The top medic said younger adults would simply receive different vaccines instead. The AstraZeneca vaccine has been approved for emergency use in over 100 countries including Britain and the European Union.
Labour leader Sir Keir Starmer also urged people to "trust in our doctors and scientists" and said he was looking forward to receiving his second AstraZeneca dose.
The UK has handed out more than over 37 million COVID-19 vaccine doses including BioNTech-Pfizer and AstraZeneca's jabs (31.6 million first doses and almost 5.5 million second shots).
Belgium will stop giving the Oxford/AstraZeneca vaccine to people under age 56 for the next four weeks amid blood clot concerns, national and regional health ministers agreed today.

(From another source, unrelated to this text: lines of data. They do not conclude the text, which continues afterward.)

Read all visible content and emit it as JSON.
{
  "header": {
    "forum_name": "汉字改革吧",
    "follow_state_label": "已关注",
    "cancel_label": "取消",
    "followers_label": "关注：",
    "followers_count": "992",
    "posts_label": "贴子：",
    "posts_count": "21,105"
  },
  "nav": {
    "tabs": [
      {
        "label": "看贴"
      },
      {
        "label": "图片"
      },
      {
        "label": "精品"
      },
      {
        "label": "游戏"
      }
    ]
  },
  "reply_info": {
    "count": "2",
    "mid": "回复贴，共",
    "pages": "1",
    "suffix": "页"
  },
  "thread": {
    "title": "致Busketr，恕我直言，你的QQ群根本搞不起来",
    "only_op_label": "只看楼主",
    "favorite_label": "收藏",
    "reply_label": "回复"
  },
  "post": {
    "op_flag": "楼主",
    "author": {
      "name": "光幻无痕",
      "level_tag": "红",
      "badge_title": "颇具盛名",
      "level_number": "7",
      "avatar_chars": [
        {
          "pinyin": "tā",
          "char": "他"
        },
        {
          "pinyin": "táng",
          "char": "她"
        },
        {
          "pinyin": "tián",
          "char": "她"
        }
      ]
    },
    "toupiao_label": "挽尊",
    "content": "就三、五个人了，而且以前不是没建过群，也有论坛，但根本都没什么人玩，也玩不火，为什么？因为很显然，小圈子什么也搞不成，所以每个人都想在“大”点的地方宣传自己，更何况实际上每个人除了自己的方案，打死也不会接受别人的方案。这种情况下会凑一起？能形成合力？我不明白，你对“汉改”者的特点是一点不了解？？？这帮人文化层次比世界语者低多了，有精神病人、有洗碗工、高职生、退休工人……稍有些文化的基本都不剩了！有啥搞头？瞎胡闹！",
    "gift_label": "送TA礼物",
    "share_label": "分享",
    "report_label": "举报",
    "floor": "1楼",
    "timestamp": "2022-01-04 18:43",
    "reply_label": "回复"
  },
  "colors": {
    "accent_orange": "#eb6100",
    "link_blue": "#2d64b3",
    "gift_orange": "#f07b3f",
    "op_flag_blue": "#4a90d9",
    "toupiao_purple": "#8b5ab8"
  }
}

While some experts suggest that different vaccine combinations could work together to enforce the body's immune response to the virus, there is now no evidence it will be as effective.
As reported by the New York Times, Britain made a change to its vaccine guidelines in January so that if a second dose of one vaccine was not available, patients could be given a different one. Research into this is now ongoing.
The EU's medicines regulator said on Wednesday that blood clots should be listed as a rare side effect of the AstraZeneca vaccine but the benefits of the jab continue to outweigh risks, as several countries battle fresh virus surges amid vaccine shortfalls.
The World Health Organization said the link between the vaccine and blood clots was "plausible" but not confirmed, adding that the clotting incidents were "very rare" among almost 200 million people who have received the jab worldwide.
It said most of the cases occurred in women under the age of 60 and while they have advised against placing restrictions on the vaccine's rollout, it will provide further food for thought for the Morrison government which has already faced heavy scrutiny over a botched rollout so far.
However, based on the now available evidence, specific risk factors have not yet been confirmed. This means that, for the moment, the EMA's guidance on the vaccine remains unchanged. But the European regulator has said that may be because countries like Germany began by vaccinating communities like health-care workers, which include more women.
Several European countries are considering mixing COVID-19 vaccines for citizens who received a first dose of AstraZeneca's shot, an unprecedented move highlighting the challenge for governments struggling to tame rising infections.
Health Secretary Matt Hancock said the UK's review confirmed that the Oxford-AstraZeneca jab is "safe, effective and the benefits far outweigh the risks for the vast majority of adults". It costs much less than other vaccines.
June Raine, chief executive of the MHRA, said the side-effects of the AstraZeneca vaccine were "extremely rare" - and more work was going to identify if the vaccine was definitely causing the clots. Regulators have said it is occurring among those vaccinated at a rate above what they'd expect to see in the normal population.
The EMA will continue to look into the matter and will update information as required, the agency added.